|LangLanguage||Objective C++Objective C++|
|ReleasedLast Release||Apr 2017|
|Apps WeekApps This Week||482|
|Pod Tries WeekPod Tries This Week||1|
|Test WeekTests This week||87|
|LOCLines of Code||34,183|
ASDK is available via CocoaPods or Carthage. See our Installation guide for instructions.
AsyncDisplayKit's basic unit is the
node. An ASDisplayNode is an abstraction over
UIView, which in turn is an abstraction over
CALayer. Unlike views, which can only be used on the main thread, nodes are thread-safe: you can instantiate and configure entire hierarchies of them in parallel on background threads.
To keep its user interface smooth and responsive, your app should render at 60 frames per second — the gold standard on iOS. This means the main thread has one-sixtieth of a second to push each frame. That's 16 milliseconds to execute all layout and drawing code! And because of system overhead, your code usually has less than ten milliseconds to run before it causes a frame drop.
AsyncDisplayKit lets you move image decoding, text sizing and rendering, layout, and other expensive UI operations off the main thread, to keep the main thread available to respond to user interaction.
As the framework has grown, many features have been added that can save developers tons of time by eliminating common boilerplate style structures common in modern iOS apps. If you've ever dealt with cell reuse bugs, tried to performantly preload data for a page or scroll style interface or even just tried to keep your app from dropping too many frames you can benefit from integrating ASDK.
We use Slack for real-time debugging, community updates, and general talk about ASDK. Signup yourself or email AsyncDisplayKit(at)gmail.com to get an invite.
We welcome any contributions. See the CONTRIBUTING file for how to get involved.
AsyncDisplayKit is BSD-licensed. We also provide an additional patent grant. The files in the

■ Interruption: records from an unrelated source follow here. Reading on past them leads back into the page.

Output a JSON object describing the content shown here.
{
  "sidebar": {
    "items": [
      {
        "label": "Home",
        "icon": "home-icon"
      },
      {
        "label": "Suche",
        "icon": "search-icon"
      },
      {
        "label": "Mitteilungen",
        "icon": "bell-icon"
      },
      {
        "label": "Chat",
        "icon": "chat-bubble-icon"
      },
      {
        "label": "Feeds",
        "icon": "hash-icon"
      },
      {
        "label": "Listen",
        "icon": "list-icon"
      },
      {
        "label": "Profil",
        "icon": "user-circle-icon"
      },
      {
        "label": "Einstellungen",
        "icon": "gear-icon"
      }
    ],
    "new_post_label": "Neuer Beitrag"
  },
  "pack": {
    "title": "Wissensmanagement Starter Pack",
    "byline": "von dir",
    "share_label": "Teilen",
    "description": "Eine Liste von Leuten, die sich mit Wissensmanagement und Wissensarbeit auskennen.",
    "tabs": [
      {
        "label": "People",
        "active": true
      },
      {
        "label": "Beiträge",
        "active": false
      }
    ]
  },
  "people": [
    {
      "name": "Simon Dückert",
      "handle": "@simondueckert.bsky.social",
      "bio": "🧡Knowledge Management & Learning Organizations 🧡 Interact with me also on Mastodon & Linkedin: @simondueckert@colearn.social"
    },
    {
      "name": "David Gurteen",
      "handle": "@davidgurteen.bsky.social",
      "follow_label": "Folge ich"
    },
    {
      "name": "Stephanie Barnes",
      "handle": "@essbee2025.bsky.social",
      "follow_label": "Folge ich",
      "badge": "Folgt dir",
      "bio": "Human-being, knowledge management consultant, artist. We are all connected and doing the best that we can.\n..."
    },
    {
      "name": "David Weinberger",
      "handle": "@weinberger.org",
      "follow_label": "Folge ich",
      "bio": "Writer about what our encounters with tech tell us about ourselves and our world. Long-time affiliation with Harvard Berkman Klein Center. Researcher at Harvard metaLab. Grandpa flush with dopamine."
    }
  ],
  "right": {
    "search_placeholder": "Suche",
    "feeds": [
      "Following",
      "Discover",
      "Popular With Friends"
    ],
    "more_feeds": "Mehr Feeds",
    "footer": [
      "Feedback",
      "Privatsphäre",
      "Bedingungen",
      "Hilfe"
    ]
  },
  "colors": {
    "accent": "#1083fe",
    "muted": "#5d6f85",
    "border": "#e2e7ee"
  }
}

/examples directory are licensed under a separate license as specified in each file; documentation is licensed CC-BY-4.0.